This grand question may now be added to the list of hermeneutical challenges that have roiled our society in recent years, alongside such classics as ‘Does baking a wedding cake imply complicity?’ and ‘Can we have statues of slaveholders?’ I proposed in an earlier email
that, whether we like it or not, the MAGA hat is provocative. I think as a general class high schoolers are interested in provoking, but I don’t know whether those
high schoolers were. Half of America will say it doesn’t matter what they thought they were doing: they did it, and that’s the story. The other half is anxious that such an approach ignores the people involved, leaving their intentions outside the frame of reference. Those are caricatures, yes—or are they?
There are few more basic problems of ethics than knowing what someone is doing when we see them acting in a particular way. We’re confident that we know what we are doing, because we’ve thought it all out: we are searching through this abyss of a kitchen drawer looking for our car keys, to let it warm up before we go get our coffee. Our interest in getting coffee sets the frame for a whole sequence of actions, which make those little moments intelligible to us: keys, cars, and then (at last) coffee.
But while we might know what we’re doing, someone else observing us might not. Oh, they might watch us agitatedly throwing knickknacks on the floor while we mutter in disgust. But they don’t know what we’re about: we might be looking for keys, or for a pocketknife. Someone who knows us well might know both are in the same bottomless drawer, and still not know what we’re about. (‘Is it coffee that he wants, or murder?’) They can’t really know what we’re doing unless they know why we’re moving in those particular ways: and that simply is not self-evident in the vast range of cases (if ever). Understanding why we’re behaving in a particular way requires making some reference to our desires, history, aims, and the like. We’re pursuing our car keys because we need coffee, and we need coffee because we stayed up too late writing a newsletter. Without knowing about the coffee, there’s a great deal of uncertainty about how to interpret our actions—but know about the coffee, and the matter is closed. (Well, kind of. There’s always deception, both of our selves and each other, and the possibility of reinterpretation.)
This is a common problem to moral philosophers, and to husbands and wives everywhere. (And it is an especially acute problem when those husbands and wives are moral philosophers—Christ have mercy.) Alasdair MacIntyre names the challenge with uncharacteristic lucidity: “The same action,” he writes, “can…on different occasions express different desires, and the same desire can be expressed in different actions.” One way to think about this is that actions are underdetermined or opaque. We do something, but what we do could have a wide range of meanings, depending who we are, what we want, the situation we are in, and so on.

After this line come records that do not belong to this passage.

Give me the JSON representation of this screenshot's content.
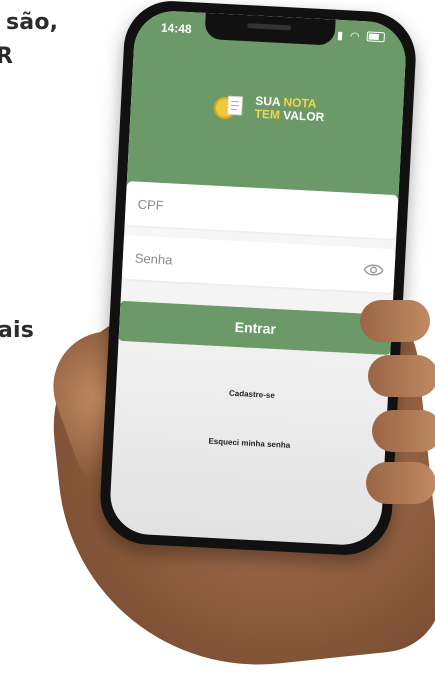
{
  "background_text": {
    "line1": "são,",
    "line2": "R",
    "line3": "ais"
  },
  "status_bar": {
    "time": "14:48",
    "icons": [
      "signal-icon",
      "wifi-icon",
      "battery-icon"
    ]
  },
  "logo": {
    "word1": "SUA",
    "word2": "NOTA",
    "word3": "TEM",
    "word4": "VALOR"
  },
  "form": {
    "cpf_placeholder": "CPF",
    "senha_placeholder": "Senha",
    "submit_label": "Entrar"
  },
  "links": {
    "register": "Cadastre-se",
    "forgot": "Esqueci minha senha"
  },
  "colors": {
    "brand_green": "#6b9a68",
    "logo_yellow": "#f4d34c"
  }
}
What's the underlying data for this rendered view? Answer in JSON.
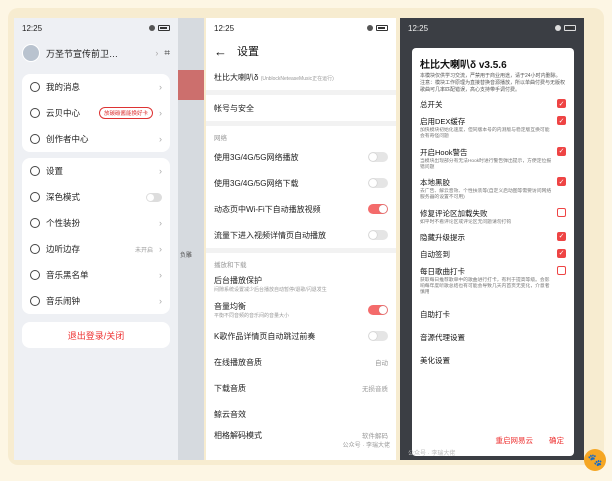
{
  "screen1": {
    "time": "12:25",
    "username": "万圣节宣传前卫…",
    "card1": [
      {
        "label": "我的消息"
      },
      {
        "label": "云贝中心",
        "tag": "放碳碳酱能换好卡"
      },
      {
        "label": "创作者中心"
      }
    ],
    "card2": [
      {
        "label": "设置"
      },
      {
        "label": "深色模式"
      },
      {
        "label": "个性装扮"
      },
      {
        "label": "边听边存",
        "sub": "未开启"
      },
      {
        "label": "音乐黑名单"
      },
      {
        "label": "音乐闹钟"
      }
    ],
    "logout": "退出登录/关闭",
    "side_label": "负雕"
  },
  "screen2": {
    "time": "12:25",
    "title": "设置",
    "app_item": "杜比大喇叭δ",
    "app_item_sub": "(UnblockNeteaseMusic正在运行)",
    "account": "帐号与安全",
    "section_network": "网络",
    "network": [
      {
        "label": "使用3G/4G/5G网络播放",
        "on": false
      },
      {
        "label": "使用3G/4G/5G网络下载",
        "on": false
      },
      {
        "label": "动态页中Wi-Fi下自动播放视频",
        "on": true
      },
      {
        "label": "流量下进入视频详情页自动播放",
        "on": false
      }
    ],
    "section_play": "播放和下载",
    "play_protect": "后台播放保护",
    "play_protect_sub": "间隙系统设置减少后台播放自动暂停/退歌/闪退发生",
    "equalizer": "音量均衡",
    "equalizer_sub": "平衡不同音频的音乐间的音量大小",
    "ktv": "K歌作品详情页自动跳过前奏",
    "online_quality": "在线播放音质",
    "online_quality_value": "自动",
    "download_quality": "下载音质",
    "download_quality_value": "无损音质",
    "cloud_effect": "鲸云音效",
    "partial_label": "相格解码模式",
    "partial_value": "软件解码",
    "watermark": "公众号 · 李瑞大佬"
  },
  "screen3": {
    "time": "12:25",
    "title": "杜比大喇叭δ v3.5.6",
    "desc": "本模块仅供学习交流，严禁用于商业用途，请于24小时内删除。\n注意：模块工作原理为直接替换音源播放，所以单曲付费与无版权歌曲可几率匹配错误，高心支持带手调付费。",
    "options": [
      {
        "title": "总开关",
        "desc": "",
        "checked": true
      },
      {
        "title": "启用DEX缓存",
        "desc": "加快模块初始化速度，但同版本号的内测版与稳定版互换可能会有奇怪问题",
        "checked": true
      },
      {
        "title": "开启Hook警告",
        "desc": "当模块出现部分有无法Hook时进行警告弹出提示，方便定位报错问题",
        "checked": true
      },
      {
        "title": "本地黑胶",
        "desc": "去广告、解云音效、个性扶装等(自定义启动图等需要访问网络服务器的设置不可用)",
        "checked": true
      },
      {
        "title": "修复评论区加载失败",
        "desc": "如平时不看评论区或评论区无问题请勿打钩",
        "checked": false
      },
      {
        "title": "隐藏升级提示",
        "desc": "",
        "checked": true
      },
      {
        "title": "自动签到",
        "desc": "",
        "checked": true
      },
      {
        "title": "每日歌曲打卡",
        "desc": "获取每日推荐歌单中的歌曲进行打卡，有利于提高等级。会影响每年度听歌总结也有可能会导致几天内首页无变化，介意者慎用",
        "checked": false
      }
    ],
    "plain": [
      "自助打卡",
      "音源代理设置",
      "美化设置"
    ],
    "btn_restart": "重启网易云",
    "btn_ok": "确定",
    "watermark": "公众号 · 李瑞大佬"
  }
}
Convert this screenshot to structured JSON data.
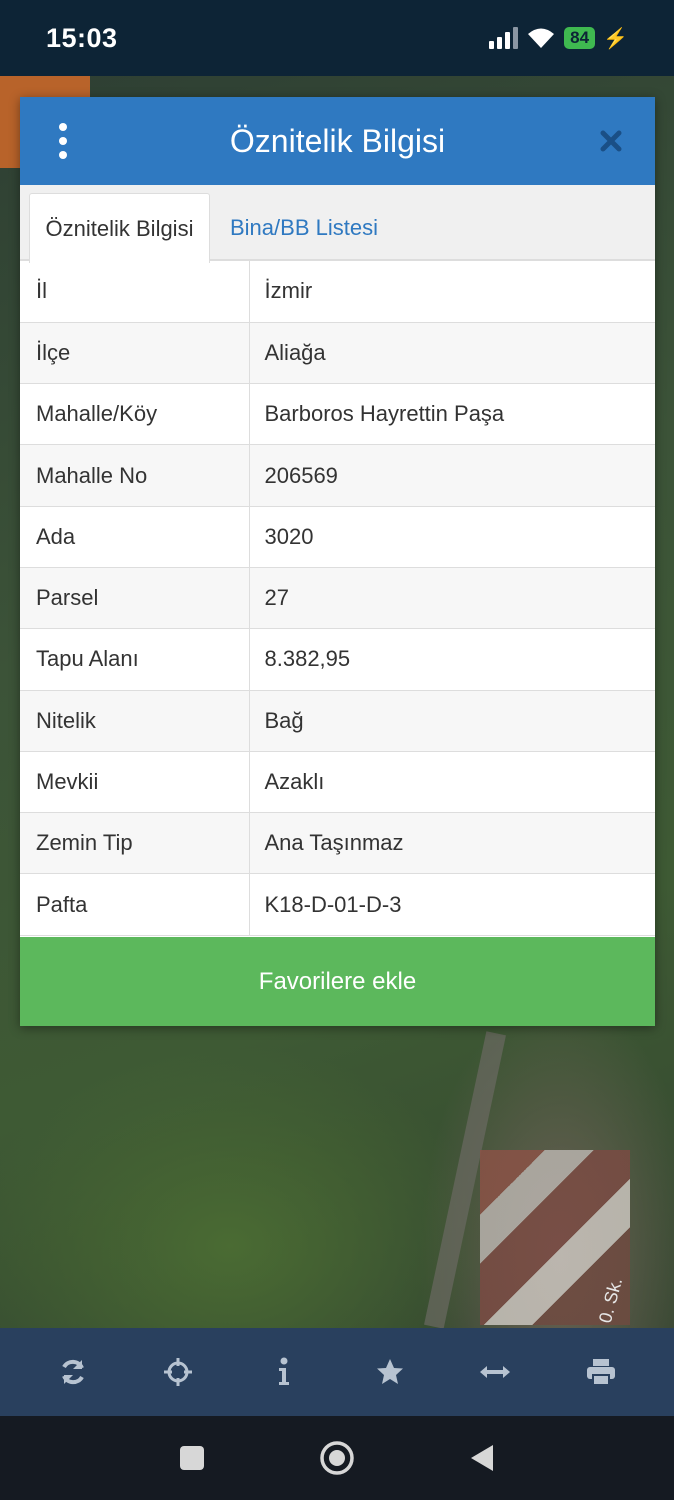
{
  "status_bar": {
    "time": "15:03",
    "battery": "84",
    "icons": [
      "signal-icon",
      "wifi-icon",
      "battery-icon",
      "charging-bolt-icon"
    ]
  },
  "map": {
    "street_label": "0. Sk."
  },
  "dialog": {
    "title": "Öznitelik Bilgisi",
    "tabs": [
      {
        "label": "Öznitelik Bilgisi",
        "active": true
      },
      {
        "label": "Bina/BB Listesi",
        "active": false
      }
    ],
    "rows": [
      {
        "key": "İl",
        "value": "İzmir"
      },
      {
        "key": "İlçe",
        "value": "Aliağa"
      },
      {
        "key": "Mahalle/Köy",
        "value": "Barboros Hayrettin Paşa"
      },
      {
        "key": "Mahalle No",
        "value": "206569"
      },
      {
        "key": "Ada",
        "value": "3020"
      },
      {
        "key": "Parsel",
        "value": "27"
      },
      {
        "key": "Tapu Alanı",
        "value": "8.382,95"
      },
      {
        "key": "Nitelik",
        "value": "Bağ"
      },
      {
        "key": "Mevkii",
        "value": "Azaklı"
      },
      {
        "key": "Zemin Tip",
        "value": "Ana Taşınmaz"
      },
      {
        "key": "Pafta",
        "value": "K18-D-01-D-3"
      }
    ],
    "favorite_button": "Favorilere ekle"
  },
  "toolbar": {
    "icons": [
      "refresh-icon",
      "crosshair-icon",
      "info-icon",
      "star-icon",
      "measure-icon",
      "print-icon"
    ]
  },
  "navbar": {
    "icons": [
      "recent-apps-icon",
      "home-icon",
      "back-icon"
    ]
  },
  "colors": {
    "header_blue": "#2f79c1",
    "button_green": "#5cb85c",
    "toolbar": "#29405e"
  }
}
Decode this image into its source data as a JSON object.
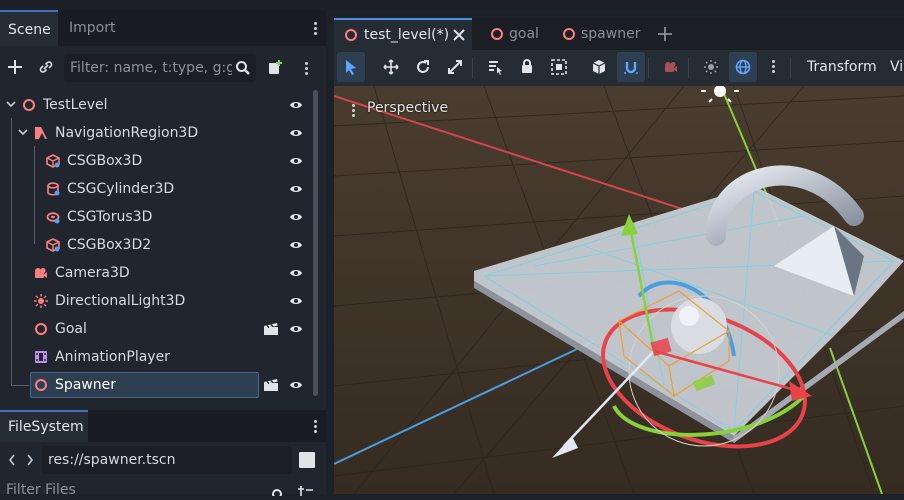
{
  "scene_dock": {
    "tabs": [
      {
        "label": "Scene",
        "active": true
      },
      {
        "label": "Import",
        "active": false
      }
    ],
    "filter_placeholder": "Filter: name, t:type, g:gr",
    "tree": [
      {
        "label": "TestLevel",
        "icon": "node3d-icon"
      },
      {
        "label": "NavigationRegion3D",
        "icon": "navigation-region-icon"
      },
      {
        "label": "CSGBox3D",
        "icon": "csg-box-icon"
      },
      {
        "label": "CSGCylinder3D",
        "icon": "csg-cylinder-icon"
      },
      {
        "label": "CSGTorus3D",
        "icon": "csg-torus-icon"
      },
      {
        "label": "CSGBox3D2",
        "icon": "csg-box-icon"
      },
      {
        "label": "Camera3D",
        "icon": "camera-icon"
      },
      {
        "label": "DirectionalLight3D",
        "icon": "light-icon"
      },
      {
        "label": "Goal",
        "icon": "node3d-icon"
      },
      {
        "label": "AnimationPlayer",
        "icon": "animation-icon"
      },
      {
        "label": "Spawner",
        "icon": "node3d-icon",
        "selected": true
      }
    ]
  },
  "filesystem": {
    "tab": "FileSystem",
    "path": "res://spawner.tscn",
    "filter_placeholder": "Filter Files"
  },
  "editor": {
    "tabs": [
      {
        "label": "test_level(*)",
        "active": true
      },
      {
        "label": "goal",
        "active": false
      },
      {
        "label": "spawner",
        "active": false
      }
    ],
    "transform_label": "Transform",
    "view_label": "Vi",
    "viewport_label": "Perspective"
  },
  "colors": {
    "accent": "#4b8ee8",
    "node_red": "#fc7f7f",
    "x_axis": "#e8434b",
    "y_axis": "#87d13a",
    "z_axis": "#4a9ee0"
  }
}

Responsible practical action takes into account those variables and fits the action to them, in a way that aims to limit the possibility of misinterpretation by others. We know, for instance, that running through the house brandishing a machete is not generally an act that signifies hunger, and so we rule that out as a course of action when we need food. But there are limits to how much of that work we can or should do. Endlessly qualifying one’s thoughts to avoid being misconstrued generates bad prose—and endlessly working to avoid being misunderstood paralyzes.
Let’s set aside the difficulties of this indeterminacy for our debates about the ethics of symbols, though.
I have a hypothesis that this flexibility of meaning erodes as a relationship progresses. Eventually, we interpret what the other is doing though expectations and habits and patterns: we know what’s happened, even if they protest, because the explanation fits. Jealousy and suspicion, for instance, fill in the gaps of otherwise indeterminate or ambiguous behavior, seeing meanings and significance within an act that the other person protests are not there.
If this is right, then the virtue of charity might involve reawakening our awareness of how underdetermined our actions are, through a steadfast refusal to allow person’s history to determine how we understand what they are doing. Charity requires holding open the possibility that what seems to be is not—that those around us do not do what they seem to do, an ironic inversion of Paul’s struggle in Romans 7. Marriage therapy seems to work something like this: by peeling back layers and layers of interpretation that have built up over the years, couples can enter anew into a kind of uncertainty about what’s happening, creating a space into which newer and hopefully better forms of action will enter. While ‘starting over’ doesn’t seem like a real option, such work makes us more alive to the fact that we do not know as well as we presume what the other is doing when they act.
None of this explains the meaning of MAGA. But it might explain ourselves.